Goal of the exercise
Your response should contain every line from the data below that holds the string "gray".

Available data

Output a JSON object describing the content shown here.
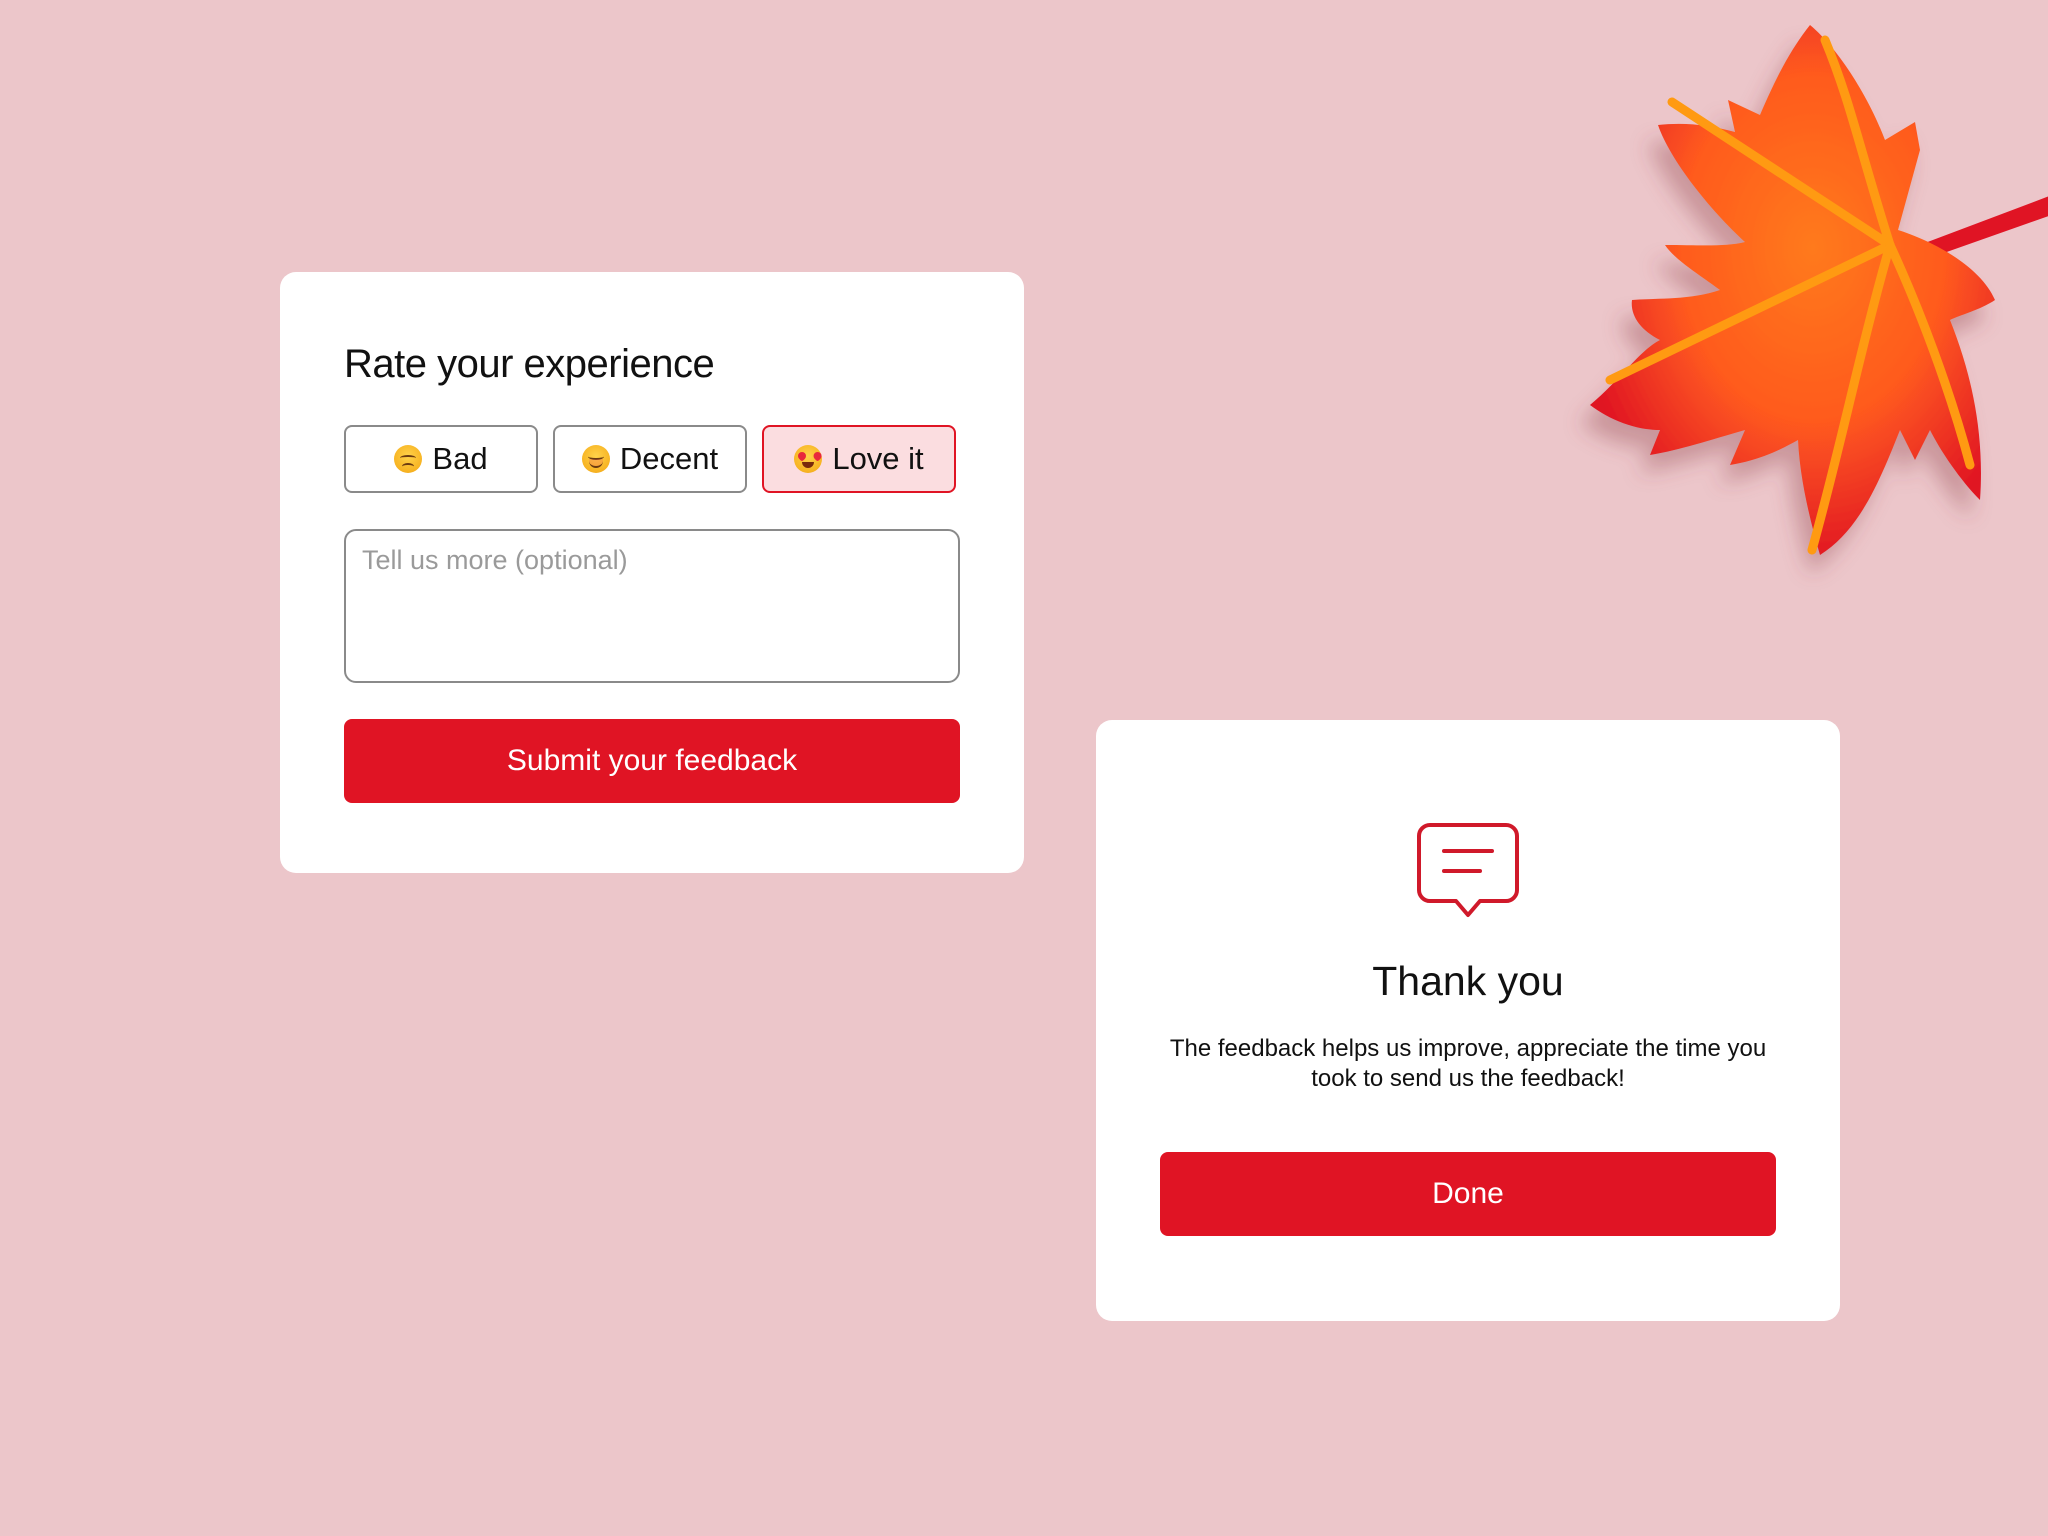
{
  "rating_card": {
    "title": "Rate your experience",
    "options": [
      {
        "label": "Bad",
        "icon": "sad-face-icon",
        "selected": false
      },
      {
        "label": "Decent",
        "icon": "smiling-face-icon",
        "selected": false
      },
      {
        "label": "Love it",
        "icon": "heart-eyes-face-icon",
        "selected": true
      }
    ],
    "comment": {
      "value": "",
      "placeholder": "Tell us more (optional)"
    },
    "submit_label": "Submit your feedback"
  },
  "thanks_card": {
    "icon": "chat-bubble-icon",
    "title": "Thank you",
    "message": "The feedback helps us improve, appreciate the time you took to send us the feedback!",
    "done_label": "Done"
  },
  "decoration": {
    "icon": "maple-leaf-icon"
  },
  "colors": {
    "background": "#ecc6ca",
    "accent": "#e01424",
    "selected_fill": "#fbdde0"
  }
}
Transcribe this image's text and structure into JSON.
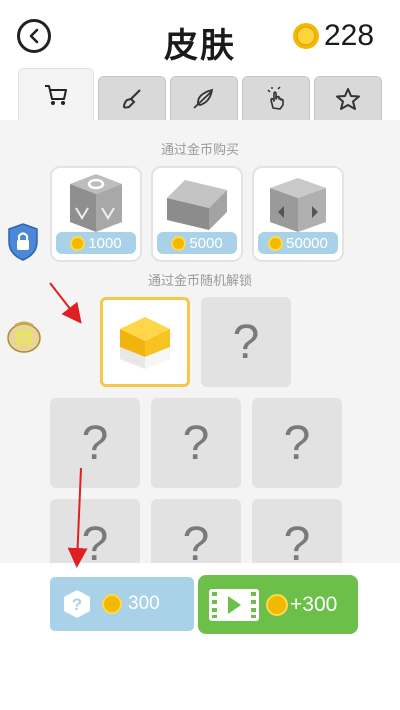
{
  "header": {
    "title": "皮肤",
    "coin_count": "228"
  },
  "tabs": [
    {
      "name": "shop",
      "icon": "cart-icon",
      "active": true
    },
    {
      "name": "paint",
      "icon": "brush-icon"
    },
    {
      "name": "feather",
      "icon": "feather-icon"
    },
    {
      "name": "tap",
      "icon": "tap-hand-icon"
    },
    {
      "name": "favorites",
      "icon": "star-icon"
    }
  ],
  "sections": {
    "buy_label": "通过金币购买",
    "random_label": "通过金币随机解锁"
  },
  "shop_items": [
    {
      "price": "1000",
      "skin": "gray-cube-with-ring"
    },
    {
      "price": "5000",
      "skin": "gray-house-block"
    },
    {
      "price": "50000",
      "skin": "gray-wedge-block"
    }
  ],
  "random_slots": [
    "",
    "?",
    "?",
    "?",
    "?",
    "?",
    "?",
    "?"
  ],
  "buttons": {
    "random_unlock_price": "300",
    "video_reward": "+300"
  },
  "colors": {
    "accent_blue": "#a9d1e8",
    "video_green": "#6cc04a",
    "selected_border": "#f2c94c",
    "coin": "#f2b900",
    "arrow_red": "#e02020"
  }
}
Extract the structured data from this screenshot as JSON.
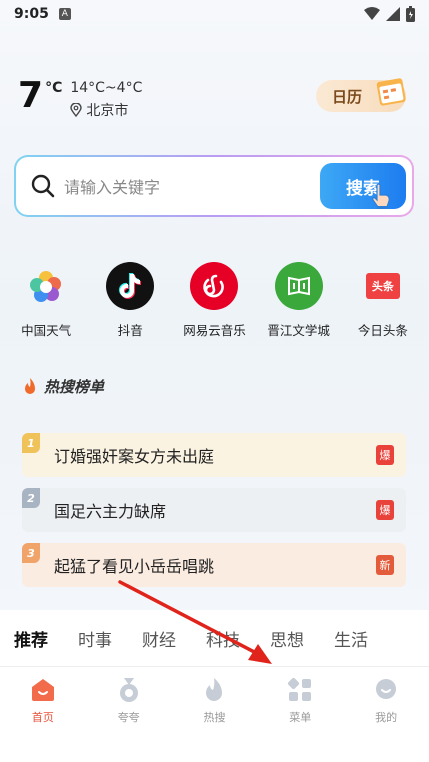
{
  "status": {
    "time": "9:05",
    "a_icon": "A"
  },
  "weather": {
    "temp": "7",
    "unit": "°C",
    "range": "14°C~4°C",
    "city": "北京市"
  },
  "calendar": {
    "label": "日历"
  },
  "search": {
    "placeholder": "请输入关键字",
    "button": "搜索"
  },
  "apps": [
    {
      "label": "中国天气",
      "icon": "china-weather-icon"
    },
    {
      "label": "抖音",
      "icon": "douyin-icon"
    },
    {
      "label": "网易云音乐",
      "icon": "netease-music-icon"
    },
    {
      "label": "晋江文学城",
      "icon": "jjwxc-icon"
    },
    {
      "label": "今日头条",
      "icon": "toutiao-icon",
      "icon_text": "头条"
    }
  ],
  "hot": {
    "title": "热搜榜单",
    "items": [
      {
        "rank": "1",
        "text": "订婚强奸案女方未出庭",
        "badge": "爆"
      },
      {
        "rank": "2",
        "text": "国足六主力缺席",
        "badge": "爆"
      },
      {
        "rank": "3",
        "text": "起猛了看见小岳岳唱跳",
        "badge": "新"
      }
    ]
  },
  "tabs": [
    "推荐",
    "时事",
    "财经",
    "科技",
    "思想",
    "生活"
  ],
  "nav": [
    {
      "label": "首页",
      "icon": "home-icon",
      "active": true
    },
    {
      "label": "夸夸",
      "icon": "medal-icon"
    },
    {
      "label": "热搜",
      "icon": "flame-icon"
    },
    {
      "label": "菜单",
      "icon": "grid-icon"
    },
    {
      "label": "我的",
      "icon": "profile-icon"
    }
  ],
  "colors": {
    "accent": "#1d7cf0",
    "nav_active": "#e8533b",
    "arrow": "#e0241c"
  }
}
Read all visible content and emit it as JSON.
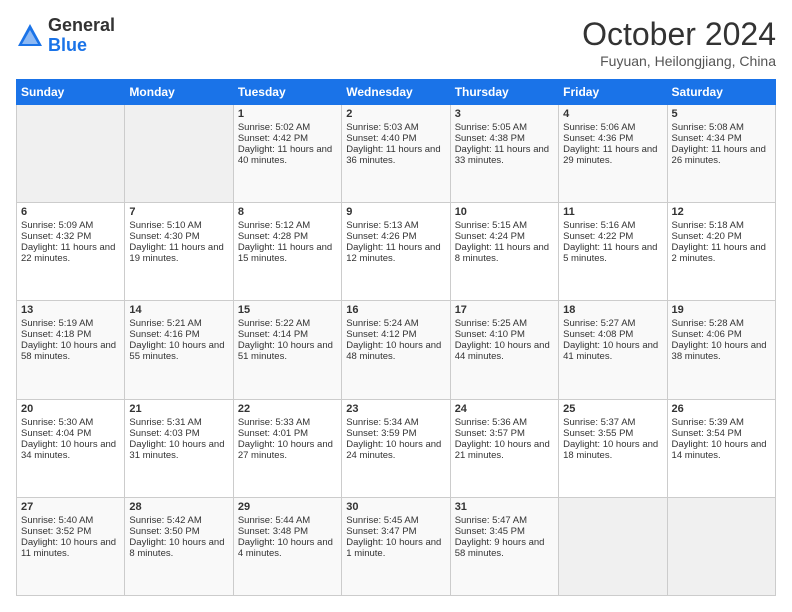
{
  "logo": {
    "general": "General",
    "blue": "Blue"
  },
  "header": {
    "title": "October 2024",
    "subtitle": "Fuyuan, Heilongjiang, China"
  },
  "weekdays": [
    "Sunday",
    "Monday",
    "Tuesday",
    "Wednesday",
    "Thursday",
    "Friday",
    "Saturday"
  ],
  "weeks": [
    [
      {
        "day": "",
        "content": ""
      },
      {
        "day": "",
        "content": ""
      },
      {
        "day": "1",
        "content": "Sunrise: 5:02 AM\nSunset: 4:42 PM\nDaylight: 11 hours and 40 minutes."
      },
      {
        "day": "2",
        "content": "Sunrise: 5:03 AM\nSunset: 4:40 PM\nDaylight: 11 hours and 36 minutes."
      },
      {
        "day": "3",
        "content": "Sunrise: 5:05 AM\nSunset: 4:38 PM\nDaylight: 11 hours and 33 minutes."
      },
      {
        "day": "4",
        "content": "Sunrise: 5:06 AM\nSunset: 4:36 PM\nDaylight: 11 hours and 29 minutes."
      },
      {
        "day": "5",
        "content": "Sunrise: 5:08 AM\nSunset: 4:34 PM\nDaylight: 11 hours and 26 minutes."
      }
    ],
    [
      {
        "day": "6",
        "content": "Sunrise: 5:09 AM\nSunset: 4:32 PM\nDaylight: 11 hours and 22 minutes."
      },
      {
        "day": "7",
        "content": "Sunrise: 5:10 AM\nSunset: 4:30 PM\nDaylight: 11 hours and 19 minutes."
      },
      {
        "day": "8",
        "content": "Sunrise: 5:12 AM\nSunset: 4:28 PM\nDaylight: 11 hours and 15 minutes."
      },
      {
        "day": "9",
        "content": "Sunrise: 5:13 AM\nSunset: 4:26 PM\nDaylight: 11 hours and 12 minutes."
      },
      {
        "day": "10",
        "content": "Sunrise: 5:15 AM\nSunset: 4:24 PM\nDaylight: 11 hours and 8 minutes."
      },
      {
        "day": "11",
        "content": "Sunrise: 5:16 AM\nSunset: 4:22 PM\nDaylight: 11 hours and 5 minutes."
      },
      {
        "day": "12",
        "content": "Sunrise: 5:18 AM\nSunset: 4:20 PM\nDaylight: 11 hours and 2 minutes."
      }
    ],
    [
      {
        "day": "13",
        "content": "Sunrise: 5:19 AM\nSunset: 4:18 PM\nDaylight: 10 hours and 58 minutes."
      },
      {
        "day": "14",
        "content": "Sunrise: 5:21 AM\nSunset: 4:16 PM\nDaylight: 10 hours and 55 minutes."
      },
      {
        "day": "15",
        "content": "Sunrise: 5:22 AM\nSunset: 4:14 PM\nDaylight: 10 hours and 51 minutes."
      },
      {
        "day": "16",
        "content": "Sunrise: 5:24 AM\nSunset: 4:12 PM\nDaylight: 10 hours and 48 minutes."
      },
      {
        "day": "17",
        "content": "Sunrise: 5:25 AM\nSunset: 4:10 PM\nDaylight: 10 hours and 44 minutes."
      },
      {
        "day": "18",
        "content": "Sunrise: 5:27 AM\nSunset: 4:08 PM\nDaylight: 10 hours and 41 minutes."
      },
      {
        "day": "19",
        "content": "Sunrise: 5:28 AM\nSunset: 4:06 PM\nDaylight: 10 hours and 38 minutes."
      }
    ],
    [
      {
        "day": "20",
        "content": "Sunrise: 5:30 AM\nSunset: 4:04 PM\nDaylight: 10 hours and 34 minutes."
      },
      {
        "day": "21",
        "content": "Sunrise: 5:31 AM\nSunset: 4:03 PM\nDaylight: 10 hours and 31 minutes."
      },
      {
        "day": "22",
        "content": "Sunrise: 5:33 AM\nSunset: 4:01 PM\nDaylight: 10 hours and 27 minutes."
      },
      {
        "day": "23",
        "content": "Sunrise: 5:34 AM\nSunset: 3:59 PM\nDaylight: 10 hours and 24 minutes."
      },
      {
        "day": "24",
        "content": "Sunrise: 5:36 AM\nSunset: 3:57 PM\nDaylight: 10 hours and 21 minutes."
      },
      {
        "day": "25",
        "content": "Sunrise: 5:37 AM\nSunset: 3:55 PM\nDaylight: 10 hours and 18 minutes."
      },
      {
        "day": "26",
        "content": "Sunrise: 5:39 AM\nSunset: 3:54 PM\nDaylight: 10 hours and 14 minutes."
      }
    ],
    [
      {
        "day": "27",
        "content": "Sunrise: 5:40 AM\nSunset: 3:52 PM\nDaylight: 10 hours and 11 minutes."
      },
      {
        "day": "28",
        "content": "Sunrise: 5:42 AM\nSunset: 3:50 PM\nDaylight: 10 hours and 8 minutes."
      },
      {
        "day": "29",
        "content": "Sunrise: 5:44 AM\nSunset: 3:48 PM\nDaylight: 10 hours and 4 minutes."
      },
      {
        "day": "30",
        "content": "Sunrise: 5:45 AM\nSunset: 3:47 PM\nDaylight: 10 hours and 1 minute."
      },
      {
        "day": "31",
        "content": "Sunrise: 5:47 AM\nSunset: 3:45 PM\nDaylight: 9 hours and 58 minutes."
      },
      {
        "day": "",
        "content": ""
      },
      {
        "day": "",
        "content": ""
      }
    ]
  ]
}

Your solution
      "skin": "gray-cube-with-ring"
      "skin": "gray-house-block"
      "skin": "gray-wedge-block"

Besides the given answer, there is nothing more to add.